● RECORD SET
++++++++

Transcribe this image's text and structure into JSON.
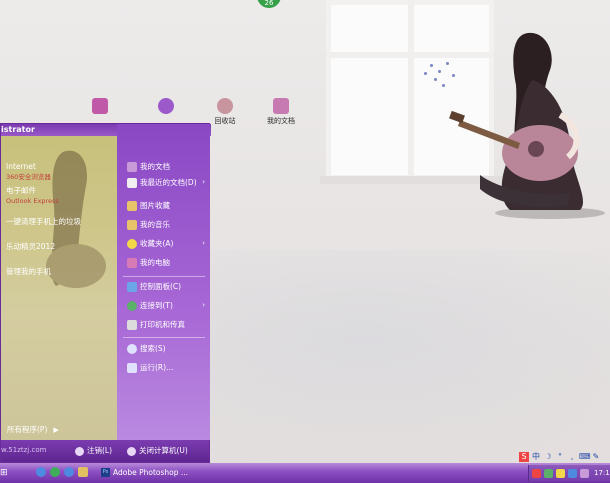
{
  "badge": {
    "text": "26"
  },
  "desktop_icons": [
    {
      "label": "",
      "color": "#c05aa8"
    },
    {
      "label": "",
      "color": "#9b59c9"
    },
    {
      "label": "回收站",
      "color": "#c8949e"
    },
    {
      "label": "我的文档",
      "color": "#c77ab2"
    }
  ],
  "start_menu": {
    "user": "istrator",
    "pinned": [
      {
        "title": "Internet",
        "subtitle": "360安全浏览器"
      },
      {
        "title": "电子邮件",
        "subtitle": "Outlook Express"
      }
    ],
    "recent": [
      "一键清理手机上的垃圾",
      "乐动精灵2012",
      "管理我的手机"
    ],
    "all_programs": "所有程序(P)",
    "right_items": [
      {
        "label": "我的文档",
        "icon": "documents-icon",
        "color": "#c89ad8"
      },
      {
        "label": "我最近的文档(D)",
        "icon": "recent-documents-icon",
        "color": "#f0f0f0",
        "submenu": true
      },
      {
        "label": "图片收藏",
        "icon": "pictures-icon",
        "color": "#e7c36a"
      },
      {
        "label": "我的音乐",
        "icon": "music-icon",
        "color": "#e7c36a"
      },
      {
        "label": "收藏夹(A)",
        "icon": "favorites-star-icon",
        "color": "#f2d74a",
        "submenu": true
      },
      {
        "label": "我的电脑",
        "icon": "my-computer-icon",
        "color": "#d77ab5"
      },
      {
        "label": "控制面板(C)",
        "icon": "control-panel-icon",
        "color": "#6aa6e8"
      },
      {
        "label": "连接到(T)",
        "icon": "connect-to-icon",
        "color": "#5bb06a",
        "submenu": true
      },
      {
        "label": "打印机和传真",
        "icon": "printer-icon",
        "color": "#dcdcdc"
      },
      {
        "label": "搜索(S)",
        "icon": "search-icon",
        "color": "#e0e0ff"
      },
      {
        "label": "运行(R)...",
        "icon": "run-icon",
        "color": "#e0e0ff"
      }
    ],
    "footer": {
      "url": "w.51ztzj.com",
      "logoff": "注销(L)",
      "shutdown": "关闭计算机(U)"
    }
  },
  "taskbar": {
    "task_label": "Adobe Photoshop ...",
    "task_icon_text": "Ps",
    "clock": "17:1"
  },
  "langbar": [
    "S",
    "中",
    "☽",
    "°",
    ",",
    "⌨",
    "✎"
  ]
}
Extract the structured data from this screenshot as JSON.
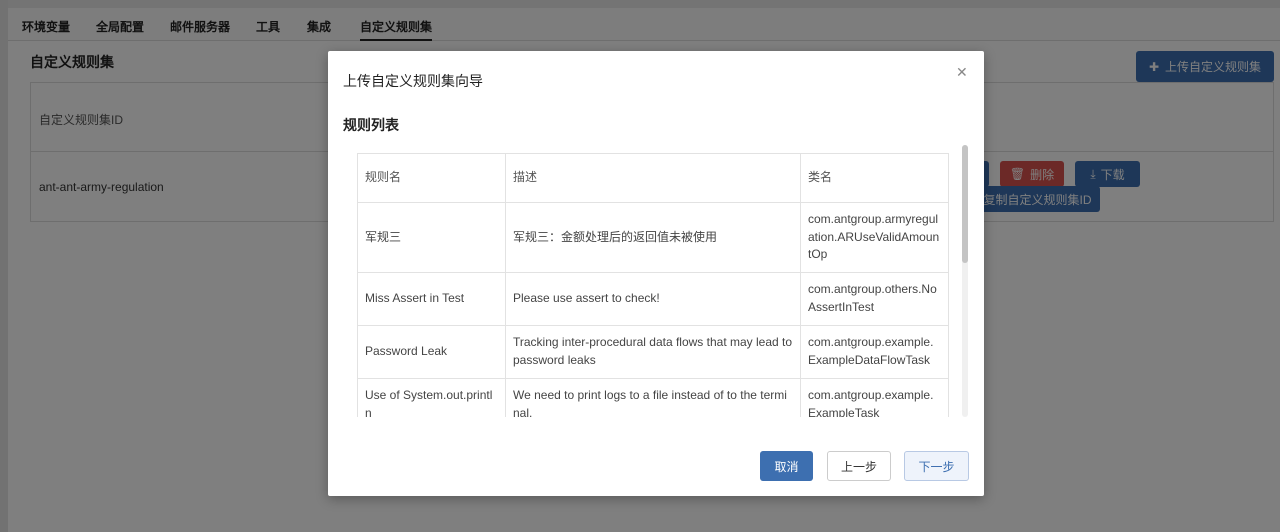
{
  "tabs": [
    "环境变量",
    "全局配置",
    "邮件服务器",
    "工具",
    "集成",
    "自定义规则集"
  ],
  "section": {
    "title": "自定义规则集",
    "upload_label": "上传自定义规则集"
  },
  "bg_table": {
    "header_id": "自定义规则集ID",
    "row_id": "ant-ant-army-regulation",
    "delete_label": "删除",
    "download_label": "下载",
    "copy_label": "复制自定义规则集ID"
  },
  "modal": {
    "title": "上传自定义规则集向导",
    "list_title": "规则列表",
    "columns": [
      "规则名",
      "描述",
      "类名"
    ],
    "rows": [
      [
        "军规三",
        "军规三：金额处理后的返回值未被使用",
        "com.antgroup.armyregulation.ARUseValidAmountOp"
      ],
      [
        "Miss Assert in Test",
        "Please use assert to check!",
        "com.antgroup.others.NoAssertInTest"
      ],
      [
        "Password Leak",
        "Tracking inter-procedural data flows that may lead to password leaks",
        "com.antgroup.example.ExampleDataFlowTask"
      ],
      [
        "Use of System.out.println",
        "We need to print logs to a file instead of to the terminal.",
        "com.antgroup.example.ExampleTask"
      ]
    ],
    "cancel_label": "取消",
    "prev_label": "上一步",
    "next_label": "下一步"
  },
  "colors": {
    "primary": "#3d6fb0",
    "danger": "#d9534f"
  }
}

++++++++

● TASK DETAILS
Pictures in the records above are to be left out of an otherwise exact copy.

● ANSWER SPACE
Transcribe this image's text and structure into JSON.
{
  "badge": {
    "text": "26"
  },
  "desktop_icons": [
    {
      "label": "",
      "color": "#c05aa8"
    },
    {
      "label": "",
      "color": "#9b59c9"
    },
    {
      "label": "回收站",
      "color": "#c8949e"
    },
    {
      "label": "我的文档",
      "color": "#c77ab2"
    }
  ],
  "start_menu": {
    "user": "istrator",
    "pinned": [
      {
        "title": "Internet",
        "subtitle": "360安全浏览器"
      },
      {
        "title": "电子邮件",
        "subtitle": "Outlook Express"
      }
    ],
    "recent": [
      "一键清理手机上的垃圾",
      "乐动精灵2012",
      "管理我的手机"
    ],
    "all_programs": "所有程序(P)",
    "right_items": [
      {
        "label": "我的文档",
        "icon": "documents-icon",
        "color": "#c89ad8"
      },
      {
        "label": "我最近的文档(D)",
        "icon": "recent-documents-icon",
        "color": "#f0f0f0",
        "submenu": true
      },
      {
        "label": "图片收藏",
        "icon": "pictures-icon",
        "color": "#e7c36a"
      },
      {
        "label": "我的音乐",
        "icon": "music-icon",
        "color": "#e7c36a"
      },
      {
        "label": "收藏夹(A)",
        "icon": "favorites-star-icon",
        "color": "#f2d74a",
        "submenu": true
      },
      {
        "label": "我的电脑",
        "icon": "my-computer-icon",
        "color": "#d77ab5"
      },
      {
        "label": "控制面板(C)",
        "icon": "control-panel-icon",
        "color": "#6aa6e8"
      },
      {
        "label": "连接到(T)",
        "icon": "connect-to-icon",
        "color": "#5bb06a",
        "submenu": true
      },
      {
        "label": "打印机和传真",
        "icon": "printer-icon",
        "color": "#dcdcdc"
      },
      {
        "label": "搜索(S)",
        "icon": "search-icon",
        "color": "#e0e0ff"
      },
      {
        "label": "运行(R)...",
        "icon": "run-icon",
        "color": "#e0e0ff"
      }
    ],
    "footer": {
      "url": "w.51ztzj.com",
      "logoff": "注销(L)",
      "shutdown": "关闭计算机(U)"
    }
  },
  "taskbar": {
    "task_label": "Adobe Photoshop ...",
    "task_icon_text": "Ps",
    "clock": "17:1"
  },
  "langbar": [
    "S",
    "中",
    "☽",
    "°",
    ",",
    "⌨",
    "✎"
  ]
}
Extract the structured data from this screenshot as JSON.
{
  "tabs": [
    "环境变量",
    "全局配置",
    "邮件服务器",
    "工具",
    "集成",
    "自定义规则集"
  ],
  "section": {
    "title": "自定义规则集",
    "upload_label": "上传自定义规则集"
  },
  "bg_table": {
    "header_id": "自定义规则集ID",
    "row_id": "ant-ant-army-regulation",
    "delete_label": "删除",
    "download_label": "下载",
    "copy_label": "复制自定义规则集ID"
  },
  "modal": {
    "title": "上传自定义规则集向导",
    "list_title": "规则列表",
    "columns": [
      "规则名",
      "描述",
      "类名"
    ],
    "rows": [
      [
        "军规三",
        "军规三：金额处理后的返回值未被使用",
        "com.antgroup.armyregulation.ARUseValidAmountOp"
      ],
      [
        "Miss Assert in Test",
        "Please use assert to check!",
        "com.antgroup.others.NoAssertInTest"
      ],
      [
        "Password Leak",
        "Tracking inter-procedural data flows that may lead to password leaks",
        "com.antgroup.example.ExampleDataFlowTask"
      ],
      [
        "Use of System.out.println",
        "We need to print logs to a file instead of to the terminal.",
        "com.antgroup.example.ExampleTask"
      ]
    ],
    "cancel_label": "取消",
    "prev_label": "上一步",
    "next_label": "下一步"
  },
  "colors": {
    "primary": "#3d6fb0",
    "danger": "#d9534f"
  }
}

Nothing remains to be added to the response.